At age 73, Sister Catherine Grace comes from a different generation of textile artists than Brother Aidan — she learned to sew and knit at 4-H and a neighbor rather than from the internet. The fact that she's been an Episcopalian sister for 29 years means she's also witnessed plenty of change in how religious orders approach clothing.
"When I came in we were wearing full habits and veils," she explains on the phone. "It was a really traditional religious order. Once we started farming and were doing all the farming ourselves, it wasn't practical to wear a habit... Now I'm sitting here in leggings. It's not the way it was before. But you know, I think the most important thing is to learn how to live the best life you can live. And then when it's time to let go, just let go."
The forgiving way Sister Catherine Grace talks about change mirrors the forgiving nature of textile arts themselves. If you make a mistake while painting or sculpting, you may need to scrap the whole project and start over. But a sweater with a mistake can be unraveled and its materials used again without the yarn going to waste. An embroidery can be unpicked and the textile it adorned will still be intact. A seam can be taken in and let out again to account for a body whose shape fluctuates over time.

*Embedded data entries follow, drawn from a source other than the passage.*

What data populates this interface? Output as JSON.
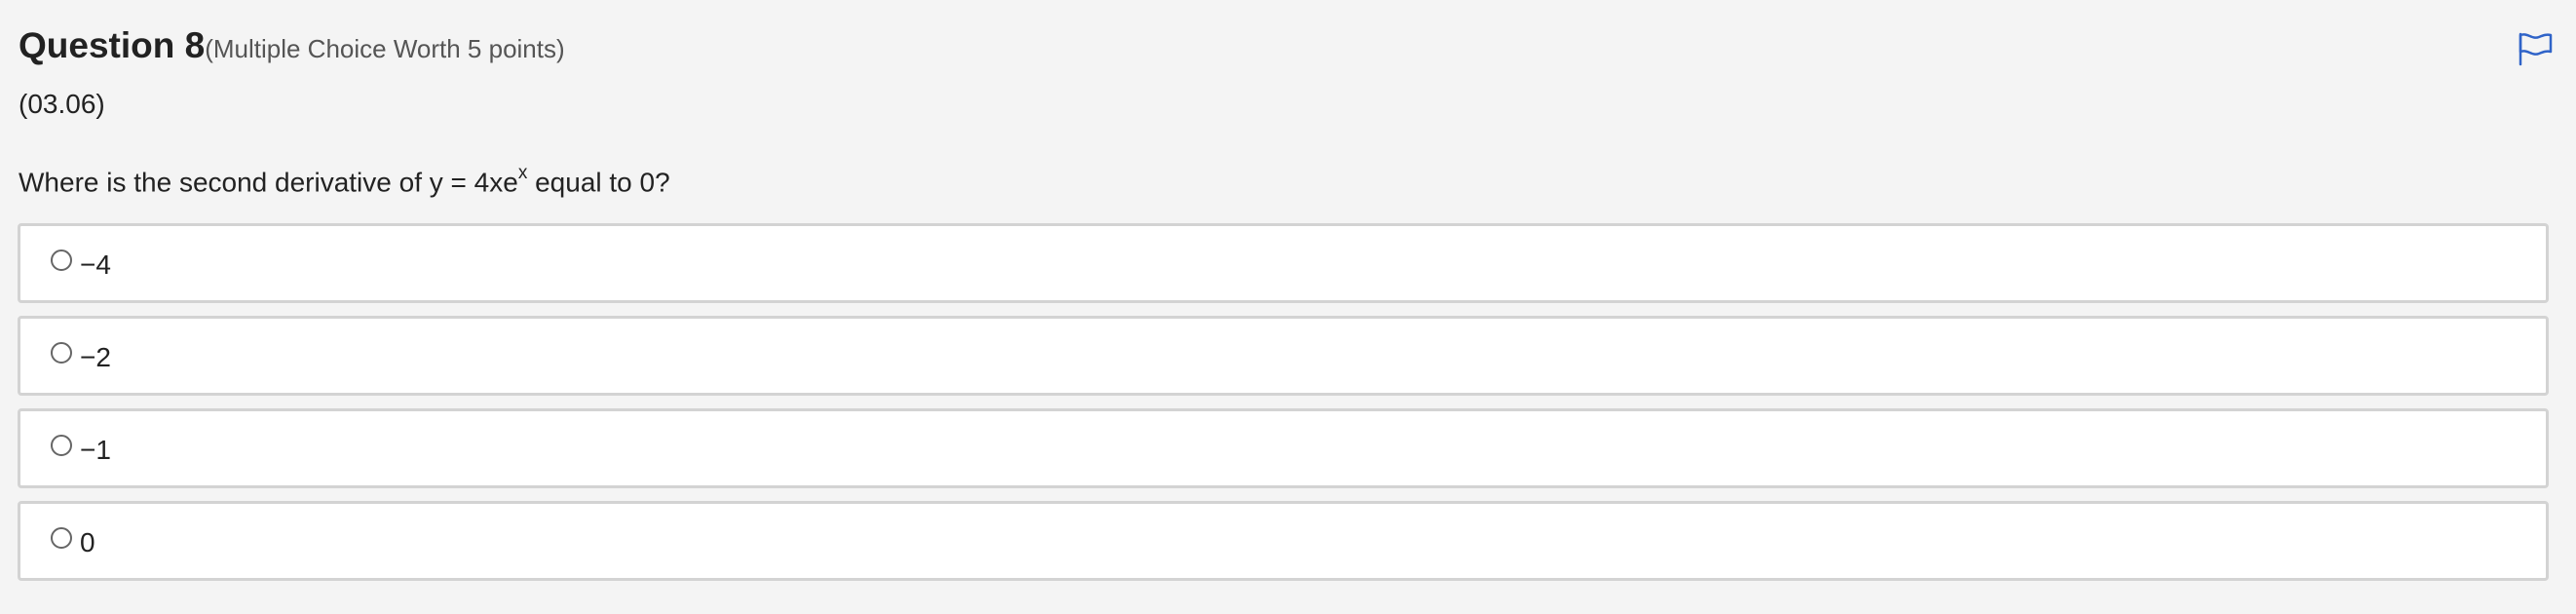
{
  "question": {
    "title": "Question 8",
    "worth": "(Multiple Choice Worth 5 points)",
    "code": "(03.06)",
    "text_before": "Where is the second derivative of y = 4xe",
    "text_sup": "x",
    "text_after": " equal to 0?"
  },
  "flag": {
    "icon": "flag-icon",
    "color": "#2f63c8"
  },
  "choices": [
    {
      "label": "−4",
      "selected": false
    },
    {
      "label": "−2",
      "selected": false
    },
    {
      "label": "−1",
      "selected": false
    },
    {
      "label": "0",
      "selected": false
    }
  ]
}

It's not hard to see the appeal for people who have built their lives around the idea of a gracious God who is endlessly willing to forgive and mend brokenness.
"Constantly things are being taken apart and put back together in a new way. Things come, they go. That whole creative loop, I think it's echoed when you are working with your hands," Sister Catherine Grace says. "I think there's maybe a more imminent feel of holiness, awareness of sacredness in creating because that's what's happening in the divine world and in the universe."
Themes of creativity, connection to the environment and using beauty to mark spiritual significance are just the tip of the iceberg when it comes to these three people's ideas about God, fiber arts and slow fashion. And for all of the ways they're unique individuals, they're also carrying on an artistic and spiritual lineage that goes back centuries.
Roach points out that some of the best natural dye experts were making tapestries for Medieval churches, using plants and minerals to create pieces that still display vibrant hues hundreds of years later — providing a compelling counterpoint to those who argue that (often toxic) synthetic dyes are needed to make clothing that's truly colorfast. Brother Aidan notes that monasteries have historically been centers of clothing production due to their emphasis on arts and self-sufficiency, reminding us even in the face of modern globalization that truly localized economies are in fact possible.
And for Sister Catherine Grace, it all points back to the idea that spirituality shouldn't be treated as something utterly separate from life on a material plane, but that the two should be deeply intertwined with one another. A sister's knit socks or a clergy spouse's embroidered vestments or a monk's self-sown deadstock pants can function, in their own little ways, as artistic assertions that human beings exist as the unity of soul and body, and that a life of faith should honor and attend to both aspects of existence.
"There's something about being directly, physically involved with the matter part of the universe, because it's connected so deeply to the energy part as well," Sister Catherine says. "I think it takes those two things for the holy to be made manifest."
Homepage photo: Whitney Bauck/Fashionista